# Limits of integration, double integral

$$\int_Y y\sqrt z\sqrt{4x^2+4y^2+1}dS$$

$Y$ is given by $z=x^2 + y^2$ and $x\leq0$, $y\leq0$, $1\leq x^2+y^2 \leq 9$

I'm having a bit of trouble with this one, not sure if I'm getting the limits right. I was thinking I should use cylindrical coordinates and that the integral should be $0$ to $\pi/2$ over $\theta$ and $1$ to $3$ over $r$. But I keep getting the answer wrong, so I would appreciate any help to see if it's the limits or simply my calculations that's off.

• Since x and y are both negative, the angle should range over the 3rd quadrant of the plane, not the 1st as you have done – David H May 21 '14 at 9:09
• Of course! How did I not think about the quadrants! Thank you David, you just saved me a lot of self doubt. – Robin May 21 '14 at 9:18
• Assuming you did everything else correctly, integrating over the 3rd quadrant instead of the first should only change your answer by a minus sign. – David H May 21 '14 at 9:22
• I had managed to drop an r somewhere along the way from the dS, but once I found that and used the limits of the 3rd quadrant instead of the 1st everything seemed to be in order. – Robin May 21 '14 at 9:49

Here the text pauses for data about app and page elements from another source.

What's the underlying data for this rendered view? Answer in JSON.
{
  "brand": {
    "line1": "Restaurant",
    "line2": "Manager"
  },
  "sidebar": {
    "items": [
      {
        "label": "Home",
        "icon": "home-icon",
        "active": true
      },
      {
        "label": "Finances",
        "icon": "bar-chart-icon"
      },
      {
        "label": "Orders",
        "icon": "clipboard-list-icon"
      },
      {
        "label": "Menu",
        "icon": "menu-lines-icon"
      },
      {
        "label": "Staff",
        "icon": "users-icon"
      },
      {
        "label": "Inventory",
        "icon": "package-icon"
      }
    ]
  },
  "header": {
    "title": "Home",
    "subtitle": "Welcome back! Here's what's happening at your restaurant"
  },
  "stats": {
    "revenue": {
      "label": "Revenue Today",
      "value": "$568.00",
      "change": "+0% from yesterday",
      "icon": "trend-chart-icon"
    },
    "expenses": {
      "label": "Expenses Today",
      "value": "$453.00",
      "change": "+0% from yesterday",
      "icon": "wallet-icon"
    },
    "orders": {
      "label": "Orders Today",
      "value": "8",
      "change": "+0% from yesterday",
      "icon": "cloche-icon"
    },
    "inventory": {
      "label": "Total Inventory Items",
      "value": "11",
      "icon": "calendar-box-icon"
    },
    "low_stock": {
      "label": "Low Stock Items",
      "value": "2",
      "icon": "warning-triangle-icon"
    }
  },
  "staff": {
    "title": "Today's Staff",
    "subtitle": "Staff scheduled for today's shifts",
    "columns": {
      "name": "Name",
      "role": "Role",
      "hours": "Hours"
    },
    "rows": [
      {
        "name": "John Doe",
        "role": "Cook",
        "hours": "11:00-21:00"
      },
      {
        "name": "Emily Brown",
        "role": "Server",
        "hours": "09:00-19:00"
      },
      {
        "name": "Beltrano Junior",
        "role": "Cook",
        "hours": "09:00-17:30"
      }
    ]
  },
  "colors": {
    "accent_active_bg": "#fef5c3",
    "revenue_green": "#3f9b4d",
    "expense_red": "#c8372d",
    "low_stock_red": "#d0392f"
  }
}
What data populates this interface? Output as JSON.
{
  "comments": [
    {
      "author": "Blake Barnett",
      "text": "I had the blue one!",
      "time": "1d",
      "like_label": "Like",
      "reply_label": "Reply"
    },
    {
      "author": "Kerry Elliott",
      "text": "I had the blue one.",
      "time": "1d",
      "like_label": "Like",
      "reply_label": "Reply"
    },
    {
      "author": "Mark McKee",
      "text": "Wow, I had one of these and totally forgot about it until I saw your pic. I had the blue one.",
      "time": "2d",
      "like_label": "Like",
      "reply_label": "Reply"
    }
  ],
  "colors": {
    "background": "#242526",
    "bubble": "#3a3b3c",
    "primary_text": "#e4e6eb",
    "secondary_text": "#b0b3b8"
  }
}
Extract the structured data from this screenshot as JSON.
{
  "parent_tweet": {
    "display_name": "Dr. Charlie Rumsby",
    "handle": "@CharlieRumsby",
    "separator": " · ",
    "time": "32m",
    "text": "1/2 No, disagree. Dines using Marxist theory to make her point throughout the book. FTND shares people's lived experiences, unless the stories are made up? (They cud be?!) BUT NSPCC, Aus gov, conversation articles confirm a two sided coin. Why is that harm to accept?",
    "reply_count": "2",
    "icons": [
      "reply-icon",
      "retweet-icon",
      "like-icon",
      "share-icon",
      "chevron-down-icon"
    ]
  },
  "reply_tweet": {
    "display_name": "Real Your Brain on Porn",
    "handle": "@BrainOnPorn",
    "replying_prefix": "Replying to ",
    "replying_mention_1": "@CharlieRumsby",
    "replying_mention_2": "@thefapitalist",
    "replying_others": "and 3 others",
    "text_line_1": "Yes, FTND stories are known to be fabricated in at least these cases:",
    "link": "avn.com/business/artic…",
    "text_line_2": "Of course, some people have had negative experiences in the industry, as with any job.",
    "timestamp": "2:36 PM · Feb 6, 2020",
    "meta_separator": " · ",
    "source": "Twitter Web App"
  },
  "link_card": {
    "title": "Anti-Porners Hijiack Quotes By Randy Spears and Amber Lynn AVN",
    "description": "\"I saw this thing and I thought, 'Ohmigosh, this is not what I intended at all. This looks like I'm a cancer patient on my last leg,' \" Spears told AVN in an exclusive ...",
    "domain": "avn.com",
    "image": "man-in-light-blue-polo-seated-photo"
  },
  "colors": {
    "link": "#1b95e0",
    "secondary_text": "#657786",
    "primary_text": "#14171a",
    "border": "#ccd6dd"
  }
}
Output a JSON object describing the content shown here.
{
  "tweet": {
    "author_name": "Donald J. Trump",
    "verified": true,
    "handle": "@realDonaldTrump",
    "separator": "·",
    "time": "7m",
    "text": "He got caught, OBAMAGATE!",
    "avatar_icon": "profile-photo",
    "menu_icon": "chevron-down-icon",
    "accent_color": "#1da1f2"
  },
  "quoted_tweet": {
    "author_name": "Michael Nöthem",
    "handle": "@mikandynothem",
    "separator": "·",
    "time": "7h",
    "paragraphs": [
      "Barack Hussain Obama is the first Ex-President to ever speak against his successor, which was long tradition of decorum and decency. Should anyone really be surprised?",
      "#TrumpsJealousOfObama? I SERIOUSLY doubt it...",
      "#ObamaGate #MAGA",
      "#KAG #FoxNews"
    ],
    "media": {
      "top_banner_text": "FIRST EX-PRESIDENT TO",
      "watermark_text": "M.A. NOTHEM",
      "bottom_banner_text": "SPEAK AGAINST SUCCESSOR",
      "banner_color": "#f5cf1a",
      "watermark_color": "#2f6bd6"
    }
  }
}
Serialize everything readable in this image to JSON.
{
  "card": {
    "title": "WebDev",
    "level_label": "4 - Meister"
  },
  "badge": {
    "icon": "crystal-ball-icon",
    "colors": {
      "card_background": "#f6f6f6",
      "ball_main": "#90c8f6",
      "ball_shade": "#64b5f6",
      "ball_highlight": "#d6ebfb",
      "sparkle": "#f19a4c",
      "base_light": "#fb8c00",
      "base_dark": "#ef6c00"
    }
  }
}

Without your calculations, one cannot say if they are correct. My own calculations are shown in attachment so that you could compare.